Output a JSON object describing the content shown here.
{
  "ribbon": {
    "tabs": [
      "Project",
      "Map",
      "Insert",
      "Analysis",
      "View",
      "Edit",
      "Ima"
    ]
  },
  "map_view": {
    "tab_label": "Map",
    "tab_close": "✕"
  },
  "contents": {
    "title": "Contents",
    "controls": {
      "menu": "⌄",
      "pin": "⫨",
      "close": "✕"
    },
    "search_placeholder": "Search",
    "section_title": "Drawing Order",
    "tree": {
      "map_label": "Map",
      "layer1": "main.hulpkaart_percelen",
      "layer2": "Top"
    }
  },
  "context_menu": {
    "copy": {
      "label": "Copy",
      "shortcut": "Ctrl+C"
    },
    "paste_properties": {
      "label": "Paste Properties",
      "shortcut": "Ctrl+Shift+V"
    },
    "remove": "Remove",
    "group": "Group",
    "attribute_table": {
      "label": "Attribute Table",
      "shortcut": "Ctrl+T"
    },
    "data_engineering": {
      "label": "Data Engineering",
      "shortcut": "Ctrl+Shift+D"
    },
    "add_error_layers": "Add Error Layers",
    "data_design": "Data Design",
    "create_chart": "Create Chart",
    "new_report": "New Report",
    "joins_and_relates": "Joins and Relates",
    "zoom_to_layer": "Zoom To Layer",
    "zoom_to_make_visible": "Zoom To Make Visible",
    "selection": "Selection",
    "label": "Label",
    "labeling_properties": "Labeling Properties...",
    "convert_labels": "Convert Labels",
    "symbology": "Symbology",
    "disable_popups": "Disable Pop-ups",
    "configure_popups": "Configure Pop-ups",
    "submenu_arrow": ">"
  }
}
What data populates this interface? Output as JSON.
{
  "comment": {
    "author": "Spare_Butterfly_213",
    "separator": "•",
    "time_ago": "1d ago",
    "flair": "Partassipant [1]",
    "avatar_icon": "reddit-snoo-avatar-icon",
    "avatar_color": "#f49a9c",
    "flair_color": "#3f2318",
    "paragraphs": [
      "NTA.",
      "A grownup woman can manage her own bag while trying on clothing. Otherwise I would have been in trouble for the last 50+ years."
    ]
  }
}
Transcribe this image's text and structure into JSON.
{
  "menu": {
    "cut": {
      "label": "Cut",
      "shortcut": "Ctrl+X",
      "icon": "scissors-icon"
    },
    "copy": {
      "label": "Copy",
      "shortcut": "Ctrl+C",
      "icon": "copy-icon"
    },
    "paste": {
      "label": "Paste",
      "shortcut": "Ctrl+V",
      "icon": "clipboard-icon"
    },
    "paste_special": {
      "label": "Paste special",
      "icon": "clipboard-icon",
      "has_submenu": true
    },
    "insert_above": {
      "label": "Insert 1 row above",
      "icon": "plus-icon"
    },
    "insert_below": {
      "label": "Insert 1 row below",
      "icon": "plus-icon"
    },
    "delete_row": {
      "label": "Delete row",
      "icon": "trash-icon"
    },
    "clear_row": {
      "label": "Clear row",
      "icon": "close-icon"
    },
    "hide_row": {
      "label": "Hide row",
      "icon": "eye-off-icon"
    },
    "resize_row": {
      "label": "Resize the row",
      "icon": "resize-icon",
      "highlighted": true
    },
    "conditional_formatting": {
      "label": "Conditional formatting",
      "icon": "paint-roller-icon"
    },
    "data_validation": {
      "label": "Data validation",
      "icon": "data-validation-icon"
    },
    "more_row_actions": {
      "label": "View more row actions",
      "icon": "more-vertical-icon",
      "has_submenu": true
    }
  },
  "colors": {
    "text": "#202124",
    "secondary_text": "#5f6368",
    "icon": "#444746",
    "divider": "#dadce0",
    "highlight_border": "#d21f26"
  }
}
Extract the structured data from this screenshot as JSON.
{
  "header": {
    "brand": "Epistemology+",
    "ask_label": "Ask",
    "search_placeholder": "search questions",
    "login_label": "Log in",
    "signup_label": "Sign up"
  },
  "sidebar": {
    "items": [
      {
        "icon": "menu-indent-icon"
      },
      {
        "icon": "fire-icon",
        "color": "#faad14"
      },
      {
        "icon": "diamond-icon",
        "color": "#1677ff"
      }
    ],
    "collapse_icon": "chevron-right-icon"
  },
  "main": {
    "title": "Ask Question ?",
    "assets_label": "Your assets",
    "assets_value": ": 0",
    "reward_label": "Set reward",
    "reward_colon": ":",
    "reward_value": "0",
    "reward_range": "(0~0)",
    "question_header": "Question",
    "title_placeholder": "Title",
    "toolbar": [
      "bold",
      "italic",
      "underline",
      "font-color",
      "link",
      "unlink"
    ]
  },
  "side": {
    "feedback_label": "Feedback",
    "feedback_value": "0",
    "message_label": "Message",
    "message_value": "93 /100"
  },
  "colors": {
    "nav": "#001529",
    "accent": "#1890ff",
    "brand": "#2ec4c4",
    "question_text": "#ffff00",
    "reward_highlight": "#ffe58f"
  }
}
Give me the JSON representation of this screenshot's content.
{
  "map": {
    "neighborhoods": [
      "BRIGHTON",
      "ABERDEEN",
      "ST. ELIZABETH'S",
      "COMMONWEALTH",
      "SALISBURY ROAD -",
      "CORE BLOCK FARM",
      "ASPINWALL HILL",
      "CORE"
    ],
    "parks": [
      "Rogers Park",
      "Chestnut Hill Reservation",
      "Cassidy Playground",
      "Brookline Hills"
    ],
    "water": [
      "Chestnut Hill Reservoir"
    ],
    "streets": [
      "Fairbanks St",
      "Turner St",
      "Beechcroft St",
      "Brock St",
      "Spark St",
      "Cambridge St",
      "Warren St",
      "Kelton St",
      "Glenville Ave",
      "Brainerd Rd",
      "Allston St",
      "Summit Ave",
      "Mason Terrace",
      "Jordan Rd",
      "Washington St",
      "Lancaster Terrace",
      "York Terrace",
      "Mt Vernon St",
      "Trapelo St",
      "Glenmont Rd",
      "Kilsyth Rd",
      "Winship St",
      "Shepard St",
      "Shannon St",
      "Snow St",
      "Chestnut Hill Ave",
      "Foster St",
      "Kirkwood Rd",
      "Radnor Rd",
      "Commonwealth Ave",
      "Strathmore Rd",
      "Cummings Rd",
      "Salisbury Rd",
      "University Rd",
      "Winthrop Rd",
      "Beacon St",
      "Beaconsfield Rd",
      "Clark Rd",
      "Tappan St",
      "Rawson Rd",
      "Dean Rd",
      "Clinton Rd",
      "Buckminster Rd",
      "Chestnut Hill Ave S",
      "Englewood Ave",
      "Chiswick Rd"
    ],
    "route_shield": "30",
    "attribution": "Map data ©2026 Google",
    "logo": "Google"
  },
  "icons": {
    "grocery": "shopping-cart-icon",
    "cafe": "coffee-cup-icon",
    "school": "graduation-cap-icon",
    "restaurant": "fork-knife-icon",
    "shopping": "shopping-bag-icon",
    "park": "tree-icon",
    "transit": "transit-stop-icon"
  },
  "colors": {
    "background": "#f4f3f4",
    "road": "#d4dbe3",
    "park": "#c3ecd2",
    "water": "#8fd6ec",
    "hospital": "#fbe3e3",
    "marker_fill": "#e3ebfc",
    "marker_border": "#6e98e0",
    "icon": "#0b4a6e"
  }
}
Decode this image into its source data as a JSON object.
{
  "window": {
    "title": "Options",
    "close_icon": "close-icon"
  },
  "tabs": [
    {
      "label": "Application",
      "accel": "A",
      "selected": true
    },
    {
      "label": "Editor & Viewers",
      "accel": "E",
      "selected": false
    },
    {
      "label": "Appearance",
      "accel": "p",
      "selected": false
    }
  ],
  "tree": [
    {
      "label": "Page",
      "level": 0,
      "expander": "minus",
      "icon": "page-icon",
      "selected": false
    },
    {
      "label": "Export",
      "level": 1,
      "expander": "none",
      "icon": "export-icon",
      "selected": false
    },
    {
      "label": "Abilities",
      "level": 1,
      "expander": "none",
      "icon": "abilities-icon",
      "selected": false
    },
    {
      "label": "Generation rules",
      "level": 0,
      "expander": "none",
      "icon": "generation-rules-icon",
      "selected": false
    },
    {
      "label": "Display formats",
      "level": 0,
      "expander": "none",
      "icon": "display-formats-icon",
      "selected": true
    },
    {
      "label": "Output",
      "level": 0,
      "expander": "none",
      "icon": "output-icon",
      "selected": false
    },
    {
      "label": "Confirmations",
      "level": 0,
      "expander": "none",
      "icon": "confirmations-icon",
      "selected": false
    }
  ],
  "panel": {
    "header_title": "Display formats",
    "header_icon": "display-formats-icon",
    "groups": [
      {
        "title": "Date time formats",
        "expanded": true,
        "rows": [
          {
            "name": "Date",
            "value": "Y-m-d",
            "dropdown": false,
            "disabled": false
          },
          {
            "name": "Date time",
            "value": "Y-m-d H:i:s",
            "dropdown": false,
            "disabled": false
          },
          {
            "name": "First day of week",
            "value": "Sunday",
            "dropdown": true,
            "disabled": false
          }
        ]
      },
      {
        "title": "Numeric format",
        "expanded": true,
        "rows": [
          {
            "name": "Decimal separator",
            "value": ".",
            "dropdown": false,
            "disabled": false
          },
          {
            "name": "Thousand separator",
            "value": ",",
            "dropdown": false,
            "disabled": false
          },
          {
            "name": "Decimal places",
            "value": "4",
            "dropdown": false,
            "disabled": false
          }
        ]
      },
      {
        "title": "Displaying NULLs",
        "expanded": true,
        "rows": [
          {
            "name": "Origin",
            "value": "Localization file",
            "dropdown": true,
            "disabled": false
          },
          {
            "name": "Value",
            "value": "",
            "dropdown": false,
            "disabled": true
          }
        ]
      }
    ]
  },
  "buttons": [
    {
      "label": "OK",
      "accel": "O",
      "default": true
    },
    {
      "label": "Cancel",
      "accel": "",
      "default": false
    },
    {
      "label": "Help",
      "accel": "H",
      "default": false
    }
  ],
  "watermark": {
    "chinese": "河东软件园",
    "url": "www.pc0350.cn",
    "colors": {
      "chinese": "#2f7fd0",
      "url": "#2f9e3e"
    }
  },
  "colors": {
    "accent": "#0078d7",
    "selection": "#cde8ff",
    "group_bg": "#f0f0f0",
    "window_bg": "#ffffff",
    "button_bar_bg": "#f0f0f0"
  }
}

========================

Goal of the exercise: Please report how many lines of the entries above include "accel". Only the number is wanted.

The answer: 6